[Data about app and page elements]
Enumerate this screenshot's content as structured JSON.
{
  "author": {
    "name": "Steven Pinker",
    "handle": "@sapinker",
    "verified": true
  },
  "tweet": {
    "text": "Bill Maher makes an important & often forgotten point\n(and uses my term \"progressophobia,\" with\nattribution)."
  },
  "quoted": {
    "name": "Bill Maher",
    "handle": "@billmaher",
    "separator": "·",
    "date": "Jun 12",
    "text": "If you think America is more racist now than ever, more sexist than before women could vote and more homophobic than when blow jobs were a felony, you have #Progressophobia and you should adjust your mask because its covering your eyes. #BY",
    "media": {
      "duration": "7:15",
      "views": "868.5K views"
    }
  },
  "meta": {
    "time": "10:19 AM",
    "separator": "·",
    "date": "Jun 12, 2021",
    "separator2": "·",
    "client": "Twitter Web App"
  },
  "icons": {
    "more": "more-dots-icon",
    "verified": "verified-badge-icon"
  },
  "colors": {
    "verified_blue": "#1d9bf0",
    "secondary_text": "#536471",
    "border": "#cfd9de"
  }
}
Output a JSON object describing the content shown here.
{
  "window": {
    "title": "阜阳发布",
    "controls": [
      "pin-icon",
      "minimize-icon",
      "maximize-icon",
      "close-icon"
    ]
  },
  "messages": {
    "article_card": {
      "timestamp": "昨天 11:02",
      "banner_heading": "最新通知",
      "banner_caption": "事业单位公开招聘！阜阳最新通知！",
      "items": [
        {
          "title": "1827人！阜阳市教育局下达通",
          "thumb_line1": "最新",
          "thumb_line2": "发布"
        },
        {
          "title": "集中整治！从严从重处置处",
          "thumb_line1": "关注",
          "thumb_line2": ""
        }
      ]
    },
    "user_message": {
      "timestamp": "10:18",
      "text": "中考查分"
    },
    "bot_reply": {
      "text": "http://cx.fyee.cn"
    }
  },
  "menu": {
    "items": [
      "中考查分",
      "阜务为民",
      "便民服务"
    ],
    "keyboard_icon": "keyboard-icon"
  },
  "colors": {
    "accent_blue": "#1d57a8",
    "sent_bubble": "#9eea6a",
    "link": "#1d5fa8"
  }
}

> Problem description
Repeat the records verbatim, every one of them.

> Exercise answer
Enumerate this screenshot's content as structured JSON.
{
  "author": {
    "name": "Steven Pinker",
    "handle": "@sapinker",
    "verified": true
  },
  "tweet": {
    "text": "Bill Maher makes an important & often forgotten point\n(and uses my term \"progressophobia,\" with\nattribution)."
  },
  "quoted": {
    "name": "Bill Maher",
    "handle": "@billmaher",
    "separator": "·",
    "date": "Jun 12",
    "text": "If you think America is more racist now than ever, more sexist than before women could vote and more homophobic than when blow jobs were a felony, you have #Progressophobia and you should adjust your mask because its covering your eyes. #BY",
    "media": {
      "duration": "7:15",
      "views": "868.5K views"
    }
  },
  "meta": {
    "time": "10:19 AM",
    "separator": "·",
    "date": "Jun 12, 2021",
    "separator2": "·",
    "client": "Twitter Web App"
  },
  "icons": {
    "more": "more-dots-icon",
    "verified": "verified-badge-icon"
  },
  "colors": {
    "verified_blue": "#1d9bf0",
    "secondary_text": "#536471",
    "border": "#cfd9de"
  }
}
Output a JSON object describing the content shown here.
{
  "window": {
    "title": "阜阳发布",
    "controls": [
      "pin-icon",
      "minimize-icon",
      "maximize-icon",
      "close-icon"
    ]
  },
  "messages": {
    "article_card": {
      "timestamp": "昨天 11:02",
      "banner_heading": "最新通知",
      "banner_caption": "事业单位公开招聘！阜阳最新通知！",
      "items": [
        {
          "title": "1827人！阜阳市教育局下达通",
          "thumb_line1": "最新",
          "thumb_line2": "发布"
        },
        {
          "title": "集中整治！从严从重处置处",
          "thumb_line1": "关注",
          "thumb_line2": ""
        }
      ]
    },
    "user_message": {
      "timestamp": "10:18",
      "text": "中考查分"
    },
    "bot_reply": {
      "text": "http://cx.fyee.cn"
    }
  },
  "menu": {
    "items": [
      "中考查分",
      "阜务为民",
      "便民服务"
    ],
    "keyboard_icon": "keyboard-icon"
  },
  "colors": {
    "accent_blue": "#1d57a8",
    "sent_bubble": "#9eea6a",
    "link": "#1d5fa8"
  }
}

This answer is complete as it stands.